"In other words: If you believe in personal freedom, you s..." (Lauren A. – Playboy Interview) | accepted


  1. One can’t be neutral on wide-scale societal issues like this. Neutrality is tacit support. I believe in freedom of speech, but I would certainly speak out against anyone directing cruel and abusive language towards others. Know what I mean?

  2. No one’s talking about shutting down anything, I’m just pointing out that we can’t go on living in this libertarian dream land where the personal freedoms of 300 mill. individuals don’t come into serious conflict at times. They do..unfortunately, that’s just reality in a society like ours.

  3. Sure, I get that. All I’m saying is that perhaps people shouldn’t jump to extremes and risk being marginalized just to pay for an overpriced degree.

One characteristic of a lot artists is a lack of concrete reflection (i.e. verbalizing their own feelings about their art.)

Whenever they get questions about “why, who, what, where” their inspiration for a specific piece came to them, they tend to give really vague and boring answers. I can understand this, cause for most artists it “just happens” so-to-speak. They have no more of an understanding about it than non-creatives. I think this can have a really negative impact on an artist’s creative production though, especially at times when they’re experiencing a creative block and don’t know how to overcome that block.

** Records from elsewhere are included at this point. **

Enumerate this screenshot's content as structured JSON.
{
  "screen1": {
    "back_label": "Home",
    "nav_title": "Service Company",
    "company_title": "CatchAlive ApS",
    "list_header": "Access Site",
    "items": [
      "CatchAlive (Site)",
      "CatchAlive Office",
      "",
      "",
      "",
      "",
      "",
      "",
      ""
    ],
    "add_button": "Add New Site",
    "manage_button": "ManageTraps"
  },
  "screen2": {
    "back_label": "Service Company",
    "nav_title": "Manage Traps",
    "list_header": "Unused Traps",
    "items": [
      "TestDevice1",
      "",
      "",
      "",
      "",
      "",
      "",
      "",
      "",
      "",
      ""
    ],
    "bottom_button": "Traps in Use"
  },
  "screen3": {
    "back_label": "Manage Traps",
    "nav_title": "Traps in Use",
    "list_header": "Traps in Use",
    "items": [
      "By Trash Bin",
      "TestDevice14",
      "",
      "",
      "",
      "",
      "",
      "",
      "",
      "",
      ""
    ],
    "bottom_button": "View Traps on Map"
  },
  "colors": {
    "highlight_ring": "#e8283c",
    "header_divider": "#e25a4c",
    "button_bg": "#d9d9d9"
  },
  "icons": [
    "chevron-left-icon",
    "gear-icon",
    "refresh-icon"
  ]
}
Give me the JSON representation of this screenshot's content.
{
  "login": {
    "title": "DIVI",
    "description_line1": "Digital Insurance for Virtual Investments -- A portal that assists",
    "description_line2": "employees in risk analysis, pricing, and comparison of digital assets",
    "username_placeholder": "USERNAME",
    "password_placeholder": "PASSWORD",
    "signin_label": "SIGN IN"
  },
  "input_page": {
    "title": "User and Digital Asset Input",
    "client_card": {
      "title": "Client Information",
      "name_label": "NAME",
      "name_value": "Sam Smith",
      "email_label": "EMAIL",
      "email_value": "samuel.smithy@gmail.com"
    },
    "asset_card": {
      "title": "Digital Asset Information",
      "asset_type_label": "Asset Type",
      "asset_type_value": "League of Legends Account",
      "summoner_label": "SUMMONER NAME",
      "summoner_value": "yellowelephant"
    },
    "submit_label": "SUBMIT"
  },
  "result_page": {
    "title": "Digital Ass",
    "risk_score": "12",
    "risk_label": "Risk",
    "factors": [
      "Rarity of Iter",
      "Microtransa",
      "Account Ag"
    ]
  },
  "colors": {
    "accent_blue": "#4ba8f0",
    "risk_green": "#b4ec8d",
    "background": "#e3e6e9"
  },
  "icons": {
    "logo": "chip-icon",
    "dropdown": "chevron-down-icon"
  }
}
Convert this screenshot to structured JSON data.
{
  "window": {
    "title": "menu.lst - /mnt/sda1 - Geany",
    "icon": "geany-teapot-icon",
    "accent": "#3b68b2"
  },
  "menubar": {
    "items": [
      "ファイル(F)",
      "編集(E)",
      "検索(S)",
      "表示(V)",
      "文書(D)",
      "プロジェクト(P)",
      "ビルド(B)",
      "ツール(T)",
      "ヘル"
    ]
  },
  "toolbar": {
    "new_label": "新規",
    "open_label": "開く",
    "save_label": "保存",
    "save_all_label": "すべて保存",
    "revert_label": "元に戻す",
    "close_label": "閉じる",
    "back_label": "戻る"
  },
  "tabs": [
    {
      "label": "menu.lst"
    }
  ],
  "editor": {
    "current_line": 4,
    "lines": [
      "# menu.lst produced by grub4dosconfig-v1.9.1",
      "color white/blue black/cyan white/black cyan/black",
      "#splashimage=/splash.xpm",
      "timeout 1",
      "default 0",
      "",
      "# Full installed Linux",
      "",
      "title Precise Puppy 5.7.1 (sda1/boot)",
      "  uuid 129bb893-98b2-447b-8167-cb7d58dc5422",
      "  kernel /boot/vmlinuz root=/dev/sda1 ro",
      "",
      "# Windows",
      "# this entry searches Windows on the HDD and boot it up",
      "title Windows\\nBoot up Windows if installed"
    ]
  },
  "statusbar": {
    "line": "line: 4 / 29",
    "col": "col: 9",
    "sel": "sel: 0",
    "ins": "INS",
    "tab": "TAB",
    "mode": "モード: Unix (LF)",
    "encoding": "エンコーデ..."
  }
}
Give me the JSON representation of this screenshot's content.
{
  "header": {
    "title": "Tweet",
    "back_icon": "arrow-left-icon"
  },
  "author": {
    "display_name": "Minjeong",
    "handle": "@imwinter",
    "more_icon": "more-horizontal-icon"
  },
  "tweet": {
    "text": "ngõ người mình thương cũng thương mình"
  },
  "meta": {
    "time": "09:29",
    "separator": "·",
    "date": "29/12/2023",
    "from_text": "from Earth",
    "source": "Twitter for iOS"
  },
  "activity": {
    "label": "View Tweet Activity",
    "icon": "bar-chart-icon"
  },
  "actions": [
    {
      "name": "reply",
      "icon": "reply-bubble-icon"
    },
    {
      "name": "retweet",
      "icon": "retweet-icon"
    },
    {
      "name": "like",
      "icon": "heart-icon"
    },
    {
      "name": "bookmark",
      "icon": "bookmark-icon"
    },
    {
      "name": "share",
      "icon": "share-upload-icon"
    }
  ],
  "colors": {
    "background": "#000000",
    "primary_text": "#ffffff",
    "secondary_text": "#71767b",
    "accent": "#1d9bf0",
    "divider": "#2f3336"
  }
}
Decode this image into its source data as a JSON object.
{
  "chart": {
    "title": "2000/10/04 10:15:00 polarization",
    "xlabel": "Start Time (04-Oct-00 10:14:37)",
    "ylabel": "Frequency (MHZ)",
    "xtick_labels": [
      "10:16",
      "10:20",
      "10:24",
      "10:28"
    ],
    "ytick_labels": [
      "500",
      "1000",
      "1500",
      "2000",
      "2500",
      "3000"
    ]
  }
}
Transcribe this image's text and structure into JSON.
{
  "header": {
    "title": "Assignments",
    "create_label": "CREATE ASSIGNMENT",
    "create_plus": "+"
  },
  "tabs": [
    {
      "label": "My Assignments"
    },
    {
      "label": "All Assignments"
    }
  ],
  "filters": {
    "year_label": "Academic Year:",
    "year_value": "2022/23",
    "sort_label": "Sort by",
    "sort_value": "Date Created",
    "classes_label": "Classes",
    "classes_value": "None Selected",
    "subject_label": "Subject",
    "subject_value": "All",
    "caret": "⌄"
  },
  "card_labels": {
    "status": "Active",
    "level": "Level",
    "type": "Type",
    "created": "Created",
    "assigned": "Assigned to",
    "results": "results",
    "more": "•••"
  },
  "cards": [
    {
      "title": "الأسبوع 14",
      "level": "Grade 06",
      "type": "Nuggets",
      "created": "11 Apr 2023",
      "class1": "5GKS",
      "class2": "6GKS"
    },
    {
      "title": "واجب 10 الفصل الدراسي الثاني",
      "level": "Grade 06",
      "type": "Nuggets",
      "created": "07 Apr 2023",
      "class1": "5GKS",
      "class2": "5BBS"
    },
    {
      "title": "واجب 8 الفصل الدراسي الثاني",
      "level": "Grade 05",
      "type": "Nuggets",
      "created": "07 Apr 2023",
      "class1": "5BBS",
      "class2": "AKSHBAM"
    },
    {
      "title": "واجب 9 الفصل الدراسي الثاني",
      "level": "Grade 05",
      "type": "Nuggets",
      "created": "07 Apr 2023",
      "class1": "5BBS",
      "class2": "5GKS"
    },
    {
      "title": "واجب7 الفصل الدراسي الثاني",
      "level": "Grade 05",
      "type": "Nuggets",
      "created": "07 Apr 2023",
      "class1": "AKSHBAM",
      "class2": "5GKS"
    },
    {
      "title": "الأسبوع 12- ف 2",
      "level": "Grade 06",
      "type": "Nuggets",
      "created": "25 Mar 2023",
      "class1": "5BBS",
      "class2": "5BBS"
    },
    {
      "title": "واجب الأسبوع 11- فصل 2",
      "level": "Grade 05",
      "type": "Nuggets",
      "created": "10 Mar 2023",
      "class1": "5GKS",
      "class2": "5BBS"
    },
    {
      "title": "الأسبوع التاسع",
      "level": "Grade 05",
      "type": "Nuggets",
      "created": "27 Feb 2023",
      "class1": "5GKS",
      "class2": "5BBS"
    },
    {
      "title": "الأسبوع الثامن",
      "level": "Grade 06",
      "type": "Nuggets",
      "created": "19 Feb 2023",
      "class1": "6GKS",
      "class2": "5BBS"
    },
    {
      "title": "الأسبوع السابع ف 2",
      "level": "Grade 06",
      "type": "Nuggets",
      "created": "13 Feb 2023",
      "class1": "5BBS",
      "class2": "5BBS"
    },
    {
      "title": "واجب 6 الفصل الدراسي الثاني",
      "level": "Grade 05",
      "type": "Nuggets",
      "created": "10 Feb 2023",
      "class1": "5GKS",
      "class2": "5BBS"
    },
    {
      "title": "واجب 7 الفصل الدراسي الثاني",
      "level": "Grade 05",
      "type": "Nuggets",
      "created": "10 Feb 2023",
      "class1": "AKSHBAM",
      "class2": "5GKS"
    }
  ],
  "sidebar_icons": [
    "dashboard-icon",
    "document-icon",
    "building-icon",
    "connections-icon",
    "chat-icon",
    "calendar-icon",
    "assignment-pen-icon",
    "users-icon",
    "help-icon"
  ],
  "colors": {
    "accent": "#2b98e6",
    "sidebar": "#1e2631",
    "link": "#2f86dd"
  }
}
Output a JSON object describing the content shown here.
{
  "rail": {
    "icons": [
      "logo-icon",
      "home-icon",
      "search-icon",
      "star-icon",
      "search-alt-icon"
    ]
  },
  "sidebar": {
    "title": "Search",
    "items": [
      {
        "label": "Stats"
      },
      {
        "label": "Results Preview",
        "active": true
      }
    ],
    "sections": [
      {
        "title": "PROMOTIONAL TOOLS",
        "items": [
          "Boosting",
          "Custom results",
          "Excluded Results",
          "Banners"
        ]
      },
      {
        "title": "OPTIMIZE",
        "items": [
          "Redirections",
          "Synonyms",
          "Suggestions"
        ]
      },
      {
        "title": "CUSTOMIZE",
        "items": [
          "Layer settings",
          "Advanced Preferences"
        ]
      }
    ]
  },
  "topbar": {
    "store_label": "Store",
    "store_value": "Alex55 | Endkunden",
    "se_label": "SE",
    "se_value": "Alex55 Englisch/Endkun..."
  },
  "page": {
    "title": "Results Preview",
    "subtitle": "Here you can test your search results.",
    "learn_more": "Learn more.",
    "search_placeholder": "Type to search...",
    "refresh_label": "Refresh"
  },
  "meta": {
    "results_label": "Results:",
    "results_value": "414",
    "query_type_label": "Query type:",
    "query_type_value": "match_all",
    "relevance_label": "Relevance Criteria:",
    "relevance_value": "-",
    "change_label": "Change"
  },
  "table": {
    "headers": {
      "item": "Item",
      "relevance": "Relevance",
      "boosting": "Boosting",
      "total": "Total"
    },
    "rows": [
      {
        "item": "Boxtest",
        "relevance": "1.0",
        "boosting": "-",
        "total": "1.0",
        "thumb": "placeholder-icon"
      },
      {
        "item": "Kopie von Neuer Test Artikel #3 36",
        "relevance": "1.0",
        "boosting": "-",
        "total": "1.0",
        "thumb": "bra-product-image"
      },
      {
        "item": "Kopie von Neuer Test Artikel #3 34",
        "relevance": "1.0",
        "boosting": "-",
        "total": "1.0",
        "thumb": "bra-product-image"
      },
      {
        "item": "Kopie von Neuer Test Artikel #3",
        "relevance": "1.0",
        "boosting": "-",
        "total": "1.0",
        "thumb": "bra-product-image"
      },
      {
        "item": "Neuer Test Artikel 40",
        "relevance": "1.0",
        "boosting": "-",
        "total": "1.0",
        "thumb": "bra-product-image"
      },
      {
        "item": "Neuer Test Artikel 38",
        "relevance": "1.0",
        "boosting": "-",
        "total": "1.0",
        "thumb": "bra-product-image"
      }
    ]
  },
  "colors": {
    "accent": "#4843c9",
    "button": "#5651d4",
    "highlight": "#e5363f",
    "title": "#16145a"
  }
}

My point here is: (1) This annotation is dope as hell. For once, I felt like I actually connected with this piece on a level I wouldn’t have by just looking at it. The description of your process (“Hold My Liquor” on repeat lol) did a lot for my understanding. And (2) I wonder if explaining the source of inspiration, as well as the creative process, sort of helps the artist streamline what they do and ultimately become better at producing art.

"Now, we in medicine, I think, are baffled by this questio..." (Atul Gawande – How Do We Heal Medicine?) | pending


Very true. You have to wonder why that hasn’t been looked at whatsoever..As Dr. Gawande says, the answer from these institutions is almost always “that’s just the way it is”